Work to complete. An exact restatement of the data is required, with the images omitted.

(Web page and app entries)
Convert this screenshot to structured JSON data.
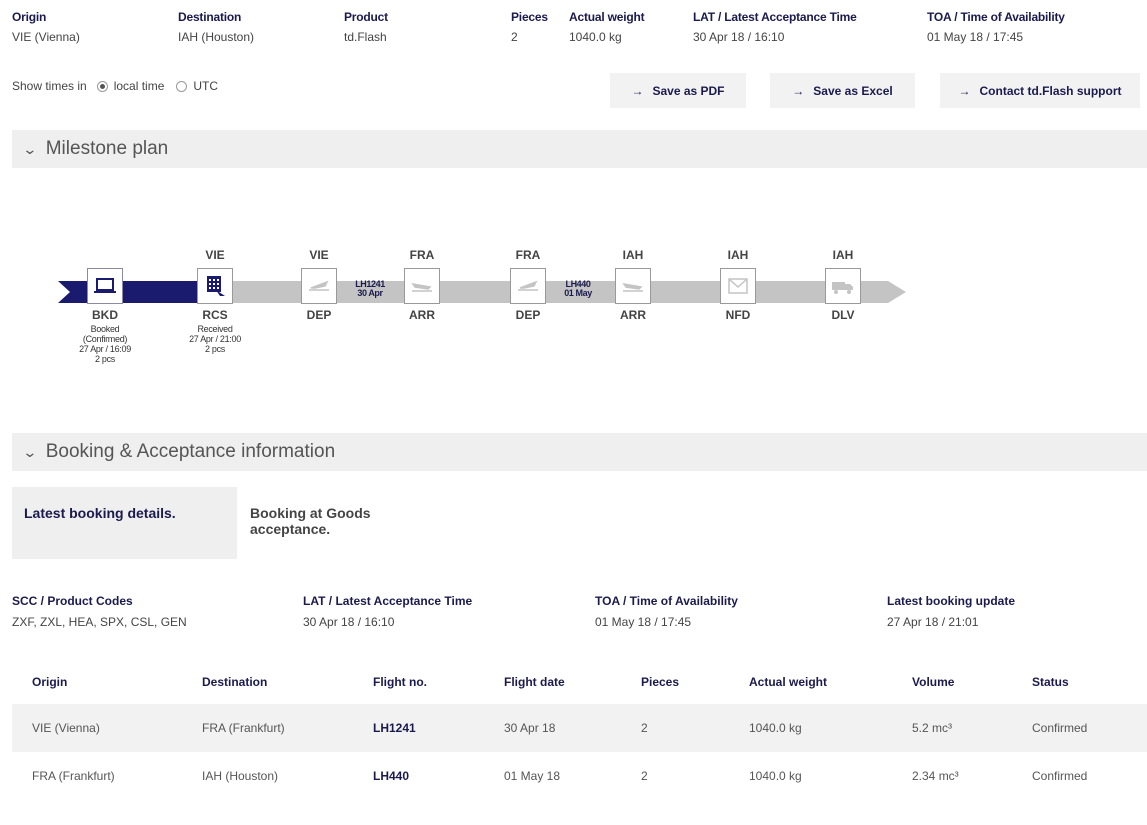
{
  "summary": {
    "origin": {
      "label": "Origin",
      "value": "VIE (Vienna)"
    },
    "destination": {
      "label": "Destination",
      "value": "IAH (Houston)"
    },
    "product": {
      "label": "Product",
      "value": "td.Flash"
    },
    "pieces": {
      "label": "Pieces",
      "value": "2"
    },
    "weight": {
      "label": "Actual weight",
      "value": "1040.0 kg"
    },
    "lat": {
      "label": "LAT / Latest Acceptance Time",
      "value": "30 Apr 18 / 16:10"
    },
    "toa": {
      "label": "TOA / Time of Availability",
      "value": "01 May 18 / 17:45"
    }
  },
  "times": {
    "label": "Show times in",
    "options": [
      "local time",
      "UTC"
    ],
    "selected": "local time"
  },
  "actions": {
    "save_pdf": "Save as PDF",
    "save_excel": "Save as Excel",
    "contact": "Contact td.Flash support",
    "arrow": "→"
  },
  "milestone": {
    "section_title": "Milestone plan",
    "chevron": "⌄",
    "colors": {
      "done": "#1a1a6e",
      "pending": "#c4c4c4"
    },
    "nodes": [
      {
        "top": "",
        "code": "BKD",
        "icon": "laptop-icon",
        "status": "Booked",
        "detail": "(Confirmed)",
        "time": "27 Apr / 16:09",
        "pcs": "2 pcs"
      },
      {
        "top": "VIE",
        "code": "RCS",
        "icon": "warehouse-icon",
        "status": "Received",
        "detail": "",
        "time": "27 Apr / 21:00",
        "pcs": "2 pcs"
      },
      {
        "top": "VIE",
        "code": "DEP",
        "icon": "plane-depart-icon"
      },
      {
        "top": "FRA",
        "code": "ARR",
        "icon": "plane-arrive-icon"
      },
      {
        "top": "FRA",
        "code": "DEP",
        "icon": "plane-depart-icon"
      },
      {
        "top": "IAH",
        "code": "ARR",
        "icon": "plane-arrive-icon"
      },
      {
        "top": "IAH",
        "code": "NFD",
        "icon": "envelope-icon"
      },
      {
        "top": "IAH",
        "code": "DLV",
        "icon": "truck-icon"
      }
    ],
    "flights": [
      {
        "no": "LH1241",
        "date": "30 Apr"
      },
      {
        "no": "LH440",
        "date": "01 May"
      }
    ]
  },
  "booking": {
    "section_title": "Booking & Acceptance information",
    "tabs": [
      "Latest booking details.",
      "Booking at Goods acceptance."
    ],
    "info": {
      "scc": {
        "label": "SCC / Product Codes",
        "value": "ZXF, ZXL, HEA, SPX, CSL, GEN"
      },
      "lat": {
        "label": "LAT / Latest Acceptance Time",
        "value": "30 Apr 18 / 16:10"
      },
      "toa": {
        "label": "TOA / Time of Availability",
        "value": "01 May 18 / 17:45"
      },
      "update": {
        "label": "Latest booking update",
        "value": "27 Apr 18 / 21:01"
      }
    },
    "table": {
      "headers": [
        "Origin",
        "Destination",
        "Flight no.",
        "Flight date",
        "Pieces",
        "Actual weight",
        "Volume",
        "Status"
      ],
      "rows": [
        [
          "VIE (Vienna)",
          "FRA (Frankfurt)",
          "LH1241",
          "30 Apr 18",
          "2",
          "1040.0 kg",
          "5.2 mc³",
          "Confirmed"
        ],
        [
          "FRA (Frankfurt)",
          "IAH (Houston)",
          "LH440",
          "01 May 18",
          "2",
          "1040.0 kg",
          "2.34 mc³",
          "Confirmed"
        ]
      ]
    }
  }
}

Solution below.
Convert this screenshot to structured JSON data.
{
  "summary": {
    "origin": {
      "label": "Origin",
      "value": "VIE (Vienna)"
    },
    "destination": {
      "label": "Destination",
      "value": "IAH (Houston)"
    },
    "product": {
      "label": "Product",
      "value": "td.Flash"
    },
    "pieces": {
      "label": "Pieces",
      "value": "2"
    },
    "weight": {
      "label": "Actual weight",
      "value": "1040.0 kg"
    },
    "lat": {
      "label": "LAT / Latest Acceptance Time",
      "value": "30 Apr 18 / 16:10"
    },
    "toa": {
      "label": "TOA / Time of Availability",
      "value": "01 May 18 / 17:45"
    }
  },
  "times": {
    "label": "Show times in",
    "options": [
      "local time",
      "UTC"
    ],
    "selected": "local time"
  },
  "actions": {
    "save_pdf": "Save as PDF",
    "save_excel": "Save as Excel",
    "contact": "Contact td.Flash support",
    "arrow": "→"
  },
  "milestone": {
    "section_title": "Milestone plan",
    "chevron": "⌄",
    "colors": {
      "done": "#1a1a6e",
      "pending": "#c4c4c4"
    },
    "nodes": [
      {
        "top": "",
        "code": "BKD",
        "icon": "laptop-icon",
        "status": "Booked",
        "detail": "(Confirmed)",
        "time": "27 Apr / 16:09",
        "pcs": "2 pcs"
      },
      {
        "top": "VIE",
        "code": "RCS",
        "icon": "warehouse-icon",
        "status": "Received",
        "detail": "",
        "time": "27 Apr / 21:00",
        "pcs": "2 pcs"
      },
      {
        "top": "VIE",
        "code": "DEP",
        "icon": "plane-depart-icon"
      },
      {
        "top": "FRA",
        "code": "ARR",
        "icon": "plane-arrive-icon"
      },
      {
        "top": "FRA",
        "code": "DEP",
        "icon": "plane-depart-icon"
      },
      {
        "top": "IAH",
        "code": "ARR",
        "icon": "plane-arrive-icon"
      },
      {
        "top": "IAH",
        "code": "NFD",
        "icon": "envelope-icon"
      },
      {
        "top": "IAH",
        "code": "DLV",
        "icon": "truck-icon"
      }
    ],
    "flights": [
      {
        "no": "LH1241",
        "date": "30 Apr"
      },
      {
        "no": "LH440",
        "date": "01 May"
      }
    ]
  },
  "booking": {
    "section_title": "Booking & Acceptance information",
    "tabs": [
      "Latest booking details.",
      "Booking at Goods acceptance."
    ],
    "info": {
      "scc": {
        "label": "SCC / Product Codes",
        "value": "ZXF, ZXL, HEA, SPX, CSL, GEN"
      },
      "lat": {
        "label": "LAT / Latest Acceptance Time",
        "value": "30 Apr 18 / 16:10"
      },
      "toa": {
        "label": "TOA / Time of Availability",
        "value": "01 May 18 / 17:45"
      },
      "update": {
        "label": "Latest booking update",
        "value": "27 Apr 18 / 21:01"
      }
    },
    "table": {
      "headers": [
        "Origin",
        "Destination",
        "Flight no.",
        "Flight date",
        "Pieces",
        "Actual weight",
        "Volume",
        "Status"
      ],
      "rows": [
        [
          "VIE (Vienna)",
          "FRA (Frankfurt)",
          "LH1241",
          "30 Apr 18",
          "2",
          "1040.0 kg",
          "5.2 mc³",
          "Confirmed"
        ],
        [
          "FRA (Frankfurt)",
          "IAH (Houston)",
          "LH440",
          "01 May 18",
          "2",
          "1040.0 kg",
          "2.34 mc³",
          "Confirmed"
        ]
      ]
    }
  }
}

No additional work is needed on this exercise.